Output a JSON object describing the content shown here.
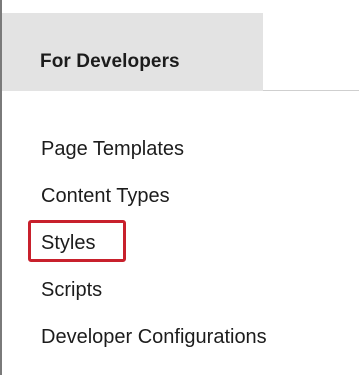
{
  "panel": {
    "title": "For Developers",
    "items": [
      {
        "label": "Page Templates"
      },
      {
        "label": "Content Types"
      },
      {
        "label": "Styles",
        "highlighted": true
      },
      {
        "label": "Scripts"
      },
      {
        "label": "Developer Configurations"
      }
    ]
  },
  "colors": {
    "header_bg": "#e3e3e3",
    "text": "#1c1c1c",
    "highlight_border": "#c8202c"
  }
}
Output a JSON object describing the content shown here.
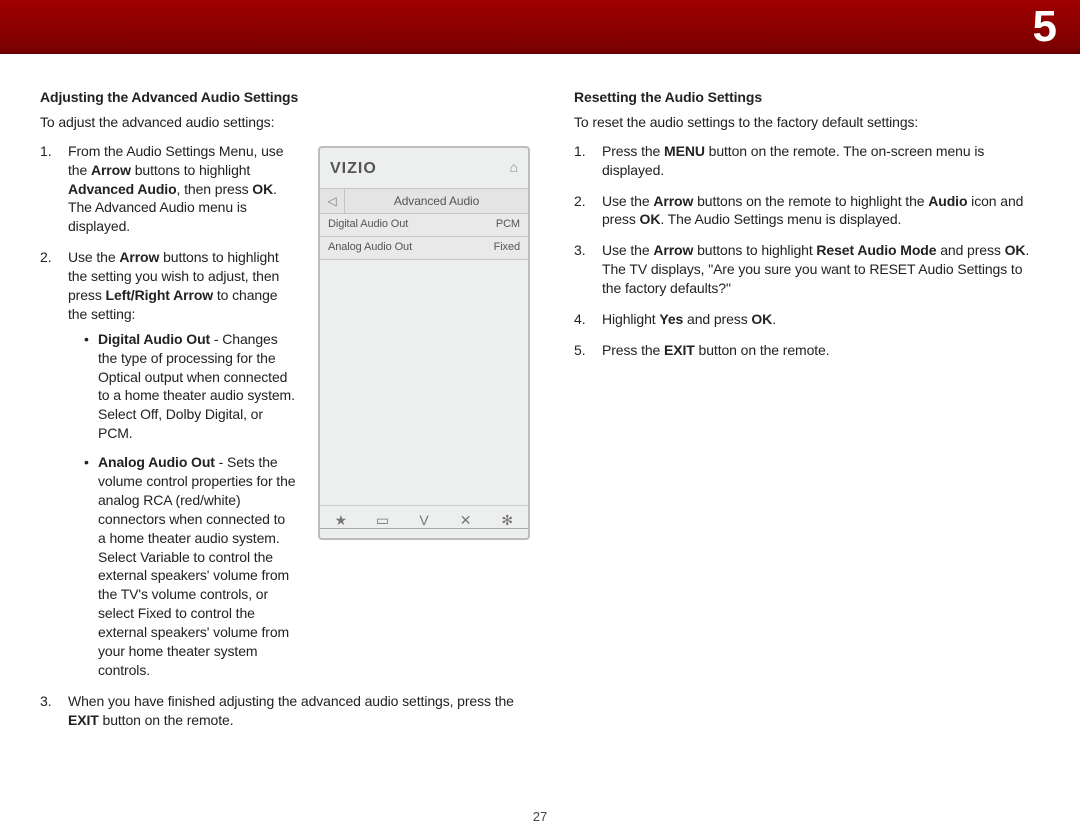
{
  "chapter_number": "5",
  "page_number": "27",
  "left": {
    "title": "Adjusting the Advanced Audio Settings",
    "intro": "To adjust the advanced audio settings:",
    "step1": {
      "pre": "From the Audio Settings Menu, use the ",
      "arrow": "Arrow",
      "mid1": " buttons to highlight ",
      "aa": "Advanced Audio",
      "mid2": ", then press ",
      "ok": "OK",
      "post": ". The Advanced Audio menu is displayed."
    },
    "step2": {
      "pre": "Use the ",
      "arrow": "Arrow",
      "mid1": " buttons to highlight the setting you wish to adjust, then press ",
      "lr": "Left/Right Arrow",
      "post": " to change the setting:"
    },
    "dao": {
      "name": "Digital Audio Out",
      "desc": " - Changes the type of processing for the Optical output when connected to a home theater audio system. Select Off, Dolby Digital, or PCM."
    },
    "aao": {
      "name": "Analog Audio Out",
      "desc": " - Sets the volume control properties for the analog RCA (red/white) connectors when connected to a home theater audio system. Select Variable to control the external speakers' volume from the TV's volume controls, or select Fixed to control the external speakers' volume from your home theater system controls."
    },
    "step3": {
      "pre": "When you have finished adjusting the advanced audio settings, press the ",
      "exit": "EXIT",
      "post": " button on the remote."
    }
  },
  "osd": {
    "brand": "VIZIO",
    "home_icon": "⌂",
    "back_icon": "◁",
    "header_title": "Advanced Audio",
    "row1": {
      "label": "Digital Audio Out",
      "value": "PCM"
    },
    "row2": {
      "label": "Analog Audio Out",
      "value": "Fixed"
    },
    "bottom_icons": {
      "star": "★",
      "wide": "▭",
      "v": "V",
      "x": "✕",
      "gear": "✻"
    }
  },
  "right": {
    "title": "Resetting the Audio Settings",
    "intro": "To reset the audio settings to the factory default settings:",
    "s1": {
      "pre": "Press the ",
      "menu": "MENU",
      "post": " button on the remote. The on-screen menu is displayed."
    },
    "s2": {
      "pre": "Use the ",
      "arrow": "Arrow",
      "mid1": " buttons on the remote to highlight the ",
      "audio": "Audio",
      "mid2": " icon and press ",
      "ok": "OK",
      "post": ". The Audio Settings menu is displayed."
    },
    "s3": {
      "pre": "Use the ",
      "arrow": "Arrow",
      "mid1": " buttons to highlight ",
      "ram": "Reset Audio Mode",
      "mid2": " and press ",
      "ok": "OK",
      "post": ". The TV displays, \"Are you sure you want to RESET Audio Settings to the factory defaults?\""
    },
    "s4": {
      "pre": "Highlight ",
      "yes": "Yes",
      "mid": " and press ",
      "ok": "OK",
      "post": "."
    },
    "s5": {
      "pre": "Press the ",
      "exit": "EXIT",
      "post": " button on the remote."
    }
  }
}
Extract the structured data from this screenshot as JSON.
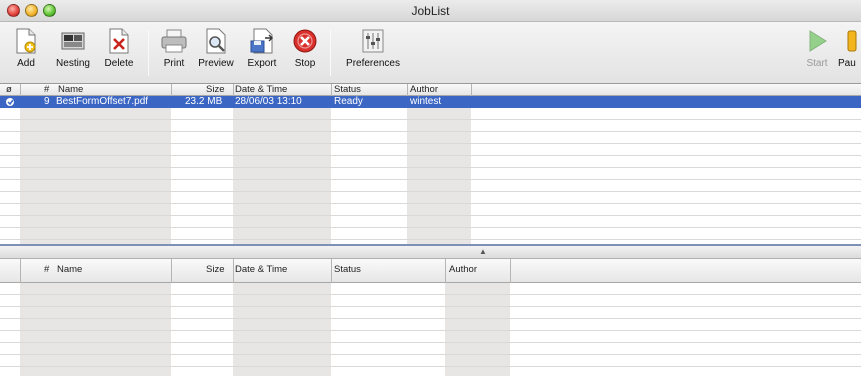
{
  "window": {
    "title": "JobList"
  },
  "toolbar": {
    "add": "Add",
    "nesting": "Nesting",
    "delete": "Delete",
    "print": "Print",
    "preview": "Preview",
    "export": "Export",
    "stop": "Stop",
    "preferences": "Preferences",
    "start": "Start",
    "pause": "Pau"
  },
  "top_table": {
    "headers": {
      "icon": "ø",
      "num": "#",
      "name": "Name",
      "size": "Size",
      "date": "Date & Time",
      "status": "Status",
      "author": "Author"
    },
    "rows": [
      {
        "num": "9",
        "name": "BestFormOffset7.pdf",
        "size": "23.2 MB",
        "date": "28/06/03 13:10",
        "status": "Ready",
        "author": "wintest"
      }
    ]
  },
  "bottom_table": {
    "headers": {
      "num": "#",
      "name": "Name",
      "size": "Size",
      "date": "Date & Time",
      "status": "Status",
      "author": "Author"
    }
  },
  "colors": {
    "selection": "#3b66c4",
    "stop": "#d9302c",
    "start": "#4cb93a",
    "column_shade": "#e8e6e4"
  }
}
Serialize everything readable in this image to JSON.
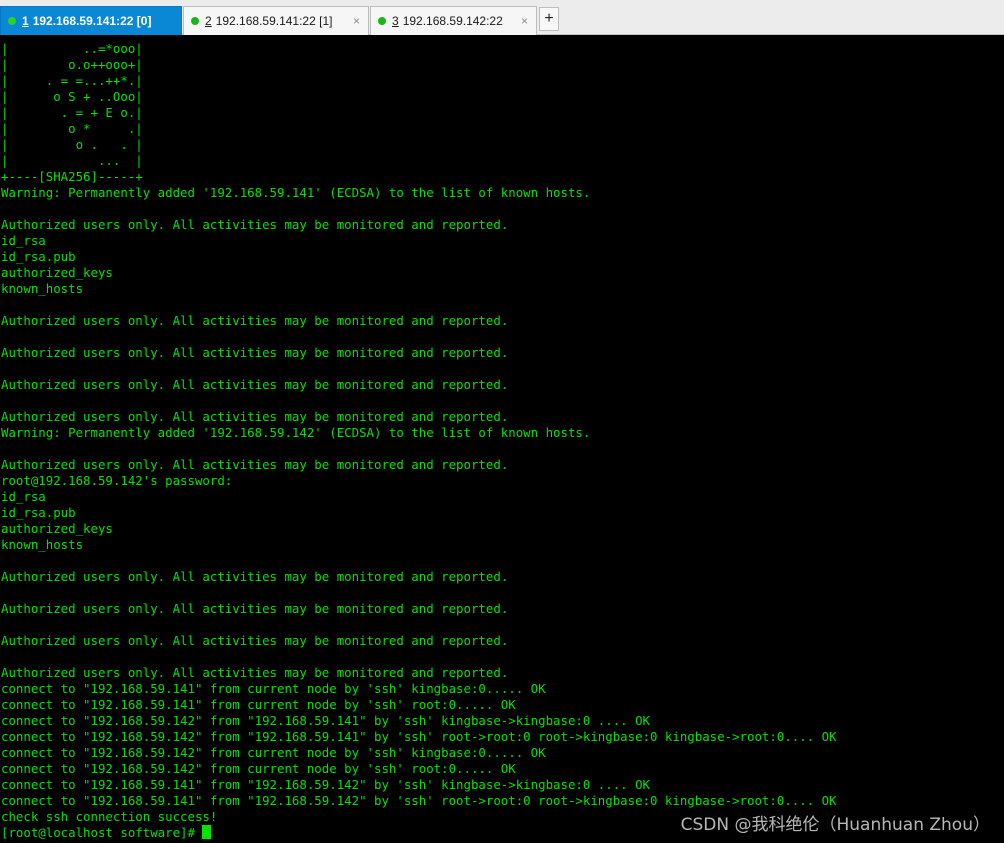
{
  "tabs": [
    {
      "number": "1",
      "label": "192.168.59.141:22 [0]",
      "active": true,
      "close": "×"
    },
    {
      "number": "2",
      "label": "192.168.59.141:22 [1]",
      "active": false,
      "close": "×"
    },
    {
      "number": "3",
      "label": "192.168.59.142:22",
      "active": false,
      "close": "×"
    }
  ],
  "new_tab_label": "+",
  "colors": {
    "terminal_bg": "#000000",
    "terminal_fg": "#00e400",
    "active_tab": "#0a88d6",
    "status_dot": "#17b817"
  },
  "terminal": {
    "lines": [
      "|          ..=*ooo|",
      "|        o.o++ooo+|",
      "|     . = =...++*.|",
      "|      o S + ..Ooo|",
      "|       . = + E o.|",
      "|        o *     .|",
      "|         o .   . |",
      "|            ...  |",
      "+----[SHA256]-----+",
      "Warning: Permanently added '192.168.59.141' (ECDSA) to the list of known hosts.",
      "",
      "Authorized users only. All activities may be monitored and reported.",
      "id_rsa",
      "id_rsa.pub",
      "authorized_keys",
      "known_hosts",
      "",
      "Authorized users only. All activities may be monitored and reported.",
      "",
      "Authorized users only. All activities may be monitored and reported.",
      "",
      "Authorized users only. All activities may be monitored and reported.",
      "",
      "Authorized users only. All activities may be monitored and reported.",
      "Warning: Permanently added '192.168.59.142' (ECDSA) to the list of known hosts.",
      "",
      "Authorized users only. All activities may be monitored and reported.",
      "root@192.168.59.142's password:",
      "id_rsa",
      "id_rsa.pub",
      "authorized_keys",
      "known_hosts",
      "",
      "Authorized users only. All activities may be monitored and reported.",
      "",
      "Authorized users only. All activities may be monitored and reported.",
      "",
      "Authorized users only. All activities may be monitored and reported.",
      "",
      "Authorized users only. All activities may be monitored and reported.",
      "connect to \"192.168.59.141\" from current node by 'ssh' kingbase:0..... OK",
      "connect to \"192.168.59.141\" from current node by 'ssh' root:0..... OK",
      "connect to \"192.168.59.142\" from \"192.168.59.141\" by 'ssh' kingbase->kingbase:0 .... OK",
      "connect to \"192.168.59.142\" from \"192.168.59.141\" by 'ssh' root->root:0 root->kingbase:0 kingbase->root:0.... OK",
      "connect to \"192.168.59.142\" from current node by 'ssh' kingbase:0..... OK",
      "connect to \"192.168.59.142\" from current node by 'ssh' root:0..... OK",
      "connect to \"192.168.59.141\" from \"192.168.59.142\" by 'ssh' kingbase->kingbase:0 .... OK",
      "connect to \"192.168.59.141\" from \"192.168.59.142\" by 'ssh' root->root:0 root->kingbase:0 kingbase->root:0.... OK",
      "check ssh connection success!"
    ],
    "prompt": "[root@localhost software]# "
  },
  "watermark": "CSDN @我科绝伦（Huanhuan Zhou）"
}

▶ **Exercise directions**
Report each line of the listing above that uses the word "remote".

▶ **Written answer**
      "post": " button on the remote."
      "post": " button on the remote. The on-screen menu is displayed."
      "mid1": " buttons on the remote to highlight the ",
      "post": " button on the remote."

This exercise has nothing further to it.